Raymon Strong, Horizons Regional Council Group Manager for Rivers presented the case for the new river scheme to Dannevirke locals in the Town Hall Thursday March 8.
He said a Horizons survey in 2014 revealed 28 issues across the district, many falling outside the seven river management schemes already in place, and assessing that a further seven schemes would be necessary to provide the whole of Tararua with satisfactory flood protection, river erosion and land drainage.
'A number of farmers with sizeable land investments felt the $3.60/$100,000 capital value was pretty expensive while others reflected concerns for urban ratepayers already struggling to make ends meet.'
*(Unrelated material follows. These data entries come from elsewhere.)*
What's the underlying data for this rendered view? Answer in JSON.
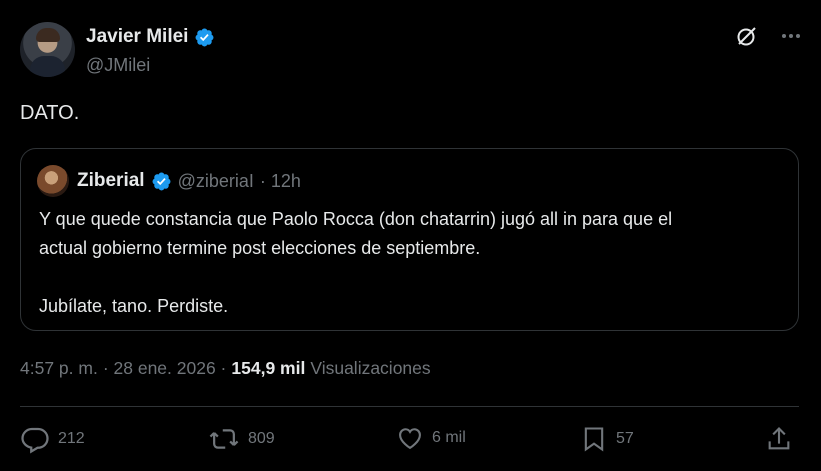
{
  "author": {
    "name": "Javier Milei",
    "handle": "@JMilei"
  },
  "tweet": {
    "text": "DATO."
  },
  "quoted": {
    "name": "Ziberial",
    "handle": "@ziberiaI",
    "time": "· 12h",
    "line1": "Y que quede constancia que Paolo Rocca (don chatarrin) jugó all in para que el",
    "line2": "actual gobierno termine post elecciones de septiembre.",
    "line3": "Jubílate, tano. Perdiste."
  },
  "meta": {
    "time": "4:57 p. m.",
    "date": "· 28 ene. 2026 ·",
    "views_count": "154,9 mil",
    "views_label": "Visualizaciones"
  },
  "actions": {
    "replies": "212",
    "reposts": "809",
    "likes": "6 mil",
    "bookmarks": "57"
  },
  "icons": {
    "verified": "verified-badge-icon",
    "grok": "grok-icon",
    "more": "more-icon",
    "reply": "reply-icon",
    "repost": "repost-icon",
    "like": "like-icon",
    "bookmark": "bookmark-icon",
    "share": "share-icon"
  },
  "colors": {
    "background": "#000000",
    "text": "#e7e9ea",
    "secondary": "#71767b",
    "border": "#2f3336",
    "verified": "#1d9bf0"
  }
}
He said rather than duplicate processes like willow control and debris management, Horizons proposed all would come under one scheme — the Tararua River Management (TRM) scheme — copying a model used successfully in Otago for the last 10 years.
Within the TRM scheme, four existing schemes — SE Ruahine, Upper Manawatu, Mangatainoka and Tawataia — will be retained while the Akitio, Eastern Manawatu and Ihuraua will be replaced, and funding reserves would be returned to those who funded it, depending upon their wishes.
The new scheme will include a programme of willow control and channel management focusing on known issues, such as the Tiraumea, Makuri, Mangatoro and Wainui rivers/streams.
The TRM will cost $200,000 to run, 80 per cent funded by Tararua ratepayers at a rate of not more than $3.60/$100,000 capital value, and the other 20 per cent would be funded by the region.
Given that the rate rise for the next year in Tararua is forecast to be 8.2 per cent due to land revaluations in the district this year, the extra rate received a mixed reception.
Horizons councillor for Tararua John Barrow said while most of the 30 people present could see the value of the scheme through increased efficiencies they didn't want to pay for it.
A number of farmers with sizeable land investments felt the $3.60/$100,000 capital value was pretty expensive while others reflected concerns for urban ratepayers already struggling to make ends meet.
Comments from those at the meeting also focused on perceived inefficiencies in the Horizon's operations, with owners of life-style blocks close to Dannevirke particularly vocal.
One said his experience of living on the Mangatera Stream showed that "today's decisions become tomorrow's mistakes".
He provided photographic evidence of his claim.
Raymon Strong admitted that his presence might become the lightning rod for local issues and that as there was no official measure to judge Horizon's performance the only indicator could be grumpy ratepayers.
He promised to look into the issues raised but asked the audience to look at the wider picture and to make submissions to the Long Term Plan on "haveyoursay.horizons.govt.nz" by April 16.
Submissions can be made on a form from Regional Council service centres at Woodville and sent to: Freepost 217922 Horizons Regional Council Private Bag 11025 Manawatu Mail Centre, Palmerston North 4442
People can email firstname.lastname@example.org or Freephone 0508 800 800.
A brochure was delivered to every letterbox in Tararua at the beginning of March.
The decision on the TRM scheme will depend upon feedback from the six meetings throughout the Tararua, submissions to the Long Term Plan and feedback from Councillor John Barrow.